However, if you spot a meteor close to the horizon, it could be 200 to 300 miles away — visible to other observers across the Pacific Northwest.
The best meteor observing takes place far from city and neighbor lights. If you can’t escape light pollution, observe from the darkest corner of your backyard, park, or school yard and patiently watch the darkest portion of the sky.
Want to join others observing the night sky and learning more about the Hubble Space Telescope and the latest discoveries of Pluto?
On Aug. 14, drive to the LIGO (Laser Interferometer Gravitational-wave Observatory) Hanford facility north of Richland to join the public counting meteors and exploring the heavens using telescopes provided by the Tri-City Astronomy Club.
The LIGO event begins at 8 p.m., when Dr. Andrea Dobson, professor of astronomy at Whitman College, gives the talk “Hubble’s Greatest Hits.”
Dobson will share some of the Hubble Space Telescope’s most iconic images and summarize scientific discoveries made possible during the scope’s 25 year history.
She will also show recent images of Pluto taken by the “New Horizons” spacecraft that recently flew past the solar system’s only demoted planet.
Afterwards everyone is invited outside to enjoy the star gaze that continues until 1 a.m. Bring the family.
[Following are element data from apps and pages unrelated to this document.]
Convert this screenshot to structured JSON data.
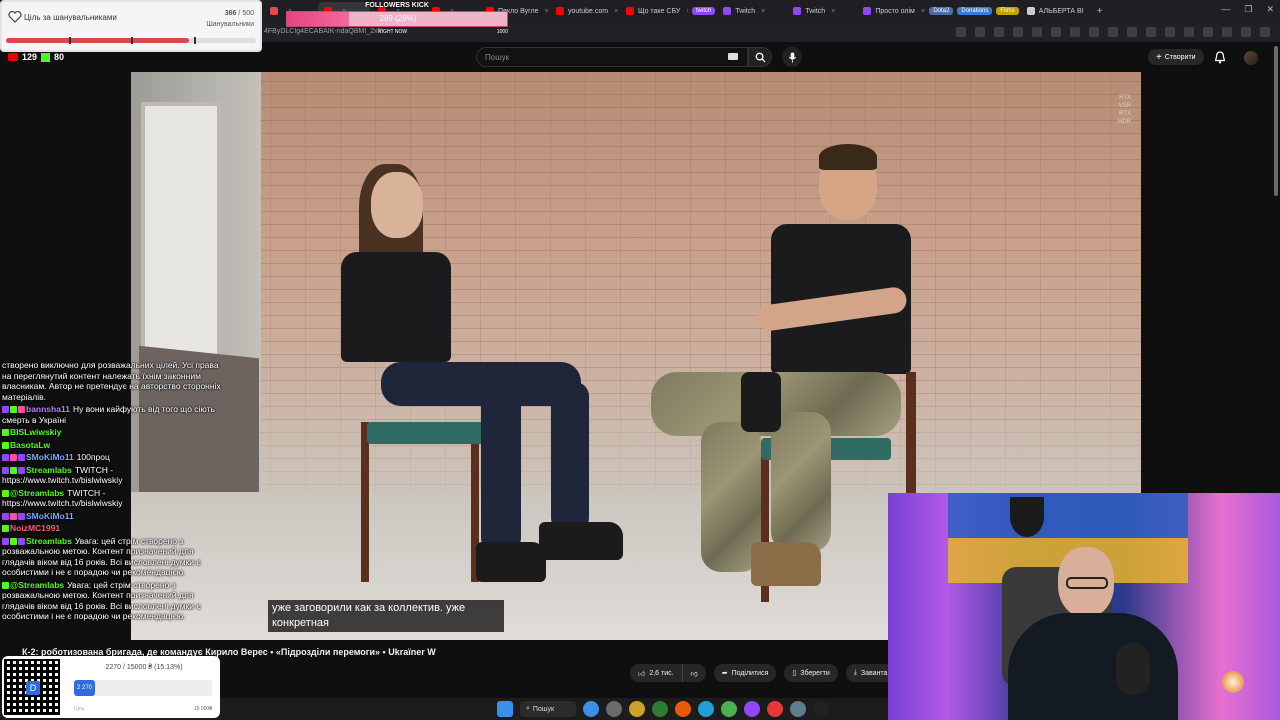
{
  "browser": {
    "tabs": [
      {
        "label": "",
        "color": "#e5484d",
        "active": false
      },
      {
        "label": "",
        "color": "#ff0000",
        "active": true
      },
      {
        "label": "",
        "color": "#ff0000",
        "active": false
      },
      {
        "label": "",
        "color": "#ff0000",
        "active": false
      },
      {
        "label": "Пекло Вугле",
        "color": "#ff0000",
        "active": false
      },
      {
        "label": "youtube.com",
        "color": "#ff0000",
        "active": false
      },
      {
        "label": "Що таке СБУ",
        "color": "#ff0000",
        "active": false
      },
      {
        "label": "Twitch",
        "color": "#9146ff",
        "active": false
      },
      {
        "label": "Twitch",
        "color": "#9146ff",
        "active": false
      },
      {
        "label": "Просто олім",
        "color": "#9146ff",
        "active": false
      },
      {
        "label": "АЛЬБЕРТА ВІ",
        "color": "#cccccc",
        "active": false
      }
    ],
    "pills": [
      {
        "label": "twitch",
        "color": "#9146ff"
      },
      {
        "label": "Dota2",
        "color": "#4a6fa5"
      },
      {
        "label": "Donations",
        "color": "#3a7bd5"
      },
      {
        "label": "Films",
        "color": "#c4a000"
      }
    ],
    "url_fragment": "4FByDLCIg4ECABAIK-ndaQBMI_2xY",
    "window_controls": [
      "—",
      "❐",
      "✕"
    ]
  },
  "youtube": {
    "search_placeholder": "Пошук",
    "create_label": "Створити",
    "video_title": "К-2: роботизована бригада, де командує Кирило Верес • «Підрозділи перемоги» • Ukraïner W",
    "subtitle_lines": "уже заговорили как за коллектив. уже конкретная",
    "watermark_lines": [
      "RTX",
      "VSR",
      "RTX",
      "HDR"
    ],
    "actions": {
      "like_count": "2,6 тис.",
      "share": "Поділитися",
      "save": "Зберегти",
      "download": "Заванта"
    }
  },
  "overlays": {
    "goal": {
      "title": "Ціль за шанувальниками",
      "current": "366",
      "separator": "/",
      "target": "500",
      "unit": "Шанувальники",
      "progress": 0.732
    },
    "followers_kick": {
      "title": "FOLLOWERS KICK",
      "value_text": "289 (28%)",
      "progress": 0.28,
      "left_label": "RIGHT NOW",
      "right_label": "1000"
    },
    "viewers": {
      "youtube": "129",
      "kick": "80"
    },
    "donation_goal": {
      "summary": "2270 / 15000 ₴ (15.13%)",
      "current_label": "2 270",
      "progress": 0.1513,
      "left_label": "Ціль",
      "max_label": "15 000₴"
    }
  },
  "chat": [
    {
      "nick": "",
      "text": "створено виключно для розважальних цілей. Усі права на переглянутий контент належать їхнім законним власникам. Автор не претендує на авторство сторонніх матеріалів.",
      "color": "#ffffff",
      "badges": []
    },
    {
      "nick": "bannsha11",
      "text": "Ну вони кайфують від того що сіють смерть в Україні",
      "color": "#b980ff",
      "badges": [
        "#9146ff",
        "#53fc18",
        "#ff4fa0"
      ]
    },
    {
      "nick": "BISLwiwskiy",
      "text": "",
      "color": "#53fc18",
      "badges": [
        "#53fc18"
      ]
    },
    {
      "nick": "BasotaLw",
      "text": "",
      "color": "#53fc18",
      "badges": [
        "#53fc18"
      ]
    },
    {
      "nick": "SMoKiMo11",
      "text": "100проц",
      "color": "#7aa7ff",
      "badges": [
        "#9146ff",
        "#ff4fa0",
        "#9146ff"
      ]
    },
    {
      "nick": "Streamlabs",
      "text": "TWITCH - https://www.twitch.tv/bislwiwskiy",
      "color": "#53fc18",
      "badges": [
        "#9146ff",
        "#53fc18",
        "#9146ff"
      ]
    },
    {
      "nick": "@Streamlabs",
      "text": "TWITCH - https://www.twitch.tv/bislwiwskiy",
      "color": "#53fc18",
      "badges": [
        "#53fc18"
      ]
    },
    {
      "nick": "SMoKiMo11",
      "text": "",
      "color": "#7aa7ff",
      "badges": [
        "#9146ff",
        "#ff4fa0",
        "#9146ff"
      ]
    },
    {
      "nick": "NoizMC1991",
      "text": "",
      "color": "#ff5a7a",
      "badges": [
        "#53fc18"
      ]
    },
    {
      "nick": "Streamlabs",
      "text": "Увага: цей стрім створено з розважальною метою. Контент призначений для глядачів віком від 16 років. Всі висловлені думки є особистими і не є порадою чи рекомендацією.",
      "color": "#53fc18",
      "badges": [
        "#9146ff",
        "#53fc18",
        "#9146ff"
      ]
    },
    {
      "nick": "@Streamlabs",
      "text": "Увага: цей стрім створено з розважальною метою. Контент призначений для глядачів віком від 16 років. Всі висловлені думки є особистими і не є порадою чи рекомендацією.",
      "color": "#53fc18",
      "badges": [
        "#53fc18"
      ]
    }
  ],
  "taskbar": {
    "search_label": "Пошук",
    "icon_colors": [
      "#3b8eea",
      "#6b6b6b",
      "#c9a227",
      "#2e7d32",
      "#e8590c",
      "#229ed9",
      "#4caf50",
      "#9146ff",
      "#e53935",
      "#607d8b",
      "#222222"
    ]
  }
}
Restrooms are available in the LIGO auditorium.
For more information and directions, search online under “LIGO Hanford.”